Pet Owners 0n Hospice
Important steps for pet owners to consider when facing hospice
We believe the human-pet bond can be invaluable to pet owners who are on their end-of-life journey. We encourage you to find ways to integrate your pet into your or a loved one’s hospice care.
1. Consider choosing a nonprofit hospice that offers our program, Pet Peace of Mind.
We work with hospices across the country to integrate pets as part of their patients’ care through our Pet Peace of Mind program. Services may include dog walks, cleaning litter boxes, feedings, grooming services, or trips to the vet. Hospices also help the pet owner and his or her family establish a plan for the pet after the owner’s passing so that the pet does not end up at a shelter.
2. Set aside time to talk with family and friends to about how important your pet’s presence is to you as you go through hospice care.

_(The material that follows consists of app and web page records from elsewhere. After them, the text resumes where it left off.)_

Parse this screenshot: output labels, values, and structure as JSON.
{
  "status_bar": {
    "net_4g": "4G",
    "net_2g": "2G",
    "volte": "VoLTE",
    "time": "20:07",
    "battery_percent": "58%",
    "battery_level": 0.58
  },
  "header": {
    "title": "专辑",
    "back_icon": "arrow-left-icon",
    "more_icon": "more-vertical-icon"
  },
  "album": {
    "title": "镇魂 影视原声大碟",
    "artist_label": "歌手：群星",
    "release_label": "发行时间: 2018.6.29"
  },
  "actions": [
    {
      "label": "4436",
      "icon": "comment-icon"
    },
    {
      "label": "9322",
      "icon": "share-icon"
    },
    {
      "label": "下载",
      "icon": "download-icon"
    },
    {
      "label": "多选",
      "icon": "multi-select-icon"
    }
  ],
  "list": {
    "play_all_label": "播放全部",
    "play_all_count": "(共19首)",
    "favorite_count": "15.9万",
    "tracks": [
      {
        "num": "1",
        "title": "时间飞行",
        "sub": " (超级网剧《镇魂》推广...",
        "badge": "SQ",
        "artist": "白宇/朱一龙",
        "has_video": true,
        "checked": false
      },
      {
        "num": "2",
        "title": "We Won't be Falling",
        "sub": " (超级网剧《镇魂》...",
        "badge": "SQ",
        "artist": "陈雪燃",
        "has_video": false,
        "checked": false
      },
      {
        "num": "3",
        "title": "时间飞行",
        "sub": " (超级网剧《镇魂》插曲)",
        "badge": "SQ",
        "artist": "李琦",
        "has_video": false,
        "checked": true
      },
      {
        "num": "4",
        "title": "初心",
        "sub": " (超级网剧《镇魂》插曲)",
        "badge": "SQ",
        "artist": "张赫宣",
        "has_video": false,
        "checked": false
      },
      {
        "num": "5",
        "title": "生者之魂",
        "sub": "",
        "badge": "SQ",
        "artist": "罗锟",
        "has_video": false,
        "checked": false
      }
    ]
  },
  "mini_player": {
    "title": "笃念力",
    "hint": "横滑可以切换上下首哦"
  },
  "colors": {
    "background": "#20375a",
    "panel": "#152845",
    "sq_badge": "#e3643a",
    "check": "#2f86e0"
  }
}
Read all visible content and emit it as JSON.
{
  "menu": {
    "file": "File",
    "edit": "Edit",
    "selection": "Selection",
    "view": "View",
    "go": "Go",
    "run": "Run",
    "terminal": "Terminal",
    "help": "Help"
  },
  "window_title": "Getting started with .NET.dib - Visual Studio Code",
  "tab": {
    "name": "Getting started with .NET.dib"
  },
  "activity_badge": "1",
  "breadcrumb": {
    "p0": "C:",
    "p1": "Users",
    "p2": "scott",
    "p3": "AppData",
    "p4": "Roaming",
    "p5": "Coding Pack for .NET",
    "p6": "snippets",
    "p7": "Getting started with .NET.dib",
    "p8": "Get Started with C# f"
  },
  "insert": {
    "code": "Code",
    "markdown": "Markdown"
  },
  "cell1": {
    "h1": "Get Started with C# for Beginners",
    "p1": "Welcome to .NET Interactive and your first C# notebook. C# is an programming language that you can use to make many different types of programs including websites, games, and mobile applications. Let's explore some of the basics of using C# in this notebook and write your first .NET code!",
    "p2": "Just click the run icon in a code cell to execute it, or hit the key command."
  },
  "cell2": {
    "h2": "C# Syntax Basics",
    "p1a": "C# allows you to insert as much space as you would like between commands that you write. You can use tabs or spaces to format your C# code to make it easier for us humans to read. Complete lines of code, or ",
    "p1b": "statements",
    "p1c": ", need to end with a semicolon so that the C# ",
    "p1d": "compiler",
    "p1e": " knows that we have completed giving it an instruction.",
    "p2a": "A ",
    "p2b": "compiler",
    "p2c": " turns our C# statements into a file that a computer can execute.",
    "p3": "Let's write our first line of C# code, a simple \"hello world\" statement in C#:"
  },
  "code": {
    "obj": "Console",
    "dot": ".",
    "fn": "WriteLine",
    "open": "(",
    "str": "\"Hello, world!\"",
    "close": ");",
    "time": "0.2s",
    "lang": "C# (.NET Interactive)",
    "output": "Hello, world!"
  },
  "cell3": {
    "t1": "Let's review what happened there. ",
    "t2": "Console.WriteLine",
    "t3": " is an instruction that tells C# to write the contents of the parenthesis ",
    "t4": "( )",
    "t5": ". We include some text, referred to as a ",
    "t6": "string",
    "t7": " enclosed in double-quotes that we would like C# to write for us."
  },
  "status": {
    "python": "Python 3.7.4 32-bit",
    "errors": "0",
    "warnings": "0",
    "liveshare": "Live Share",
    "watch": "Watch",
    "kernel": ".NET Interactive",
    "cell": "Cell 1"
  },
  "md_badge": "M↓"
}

Every person’s relationship with their pet is unique and some around you may have strong feelings about what is acceptable between humans and pets while others love dog kisses and cat rubs. Perhaps your pet sleeps beside you or at the foot of your bed. Maybe petting your dog or cat offers you comfort. Be clear with those who will be with you during your care about what helps you, comforts you, or feels natural.
3. Identify a family member or friend who can help care for the pet during hospice treatment.
Often times people feel helpless watching a loved one go through hospice care. Giving them a positive way to channel their emotions and help out may do as much for them as it does for you and your family.
4. Talk openly and explicitly about your wishes for your pet after you are gone.
Work with friends and family to identify the best new forever home that meets your pet’s needs.
5. Remember that the end-of-life journey can be challenging for the pet as well.
There are bound to be a lot more visitors to the home–some familiar and others not– and the relationship between the pet and owner is changing. Be patient with your pet and be sure that the designated pet care provider identified in step 2 offers the appropriate attention and exercise to help the pet. It is possible the pet will misbehave (for example having accidents in the house) due to stress. Be sure to consult your veterinarian if you have concerns.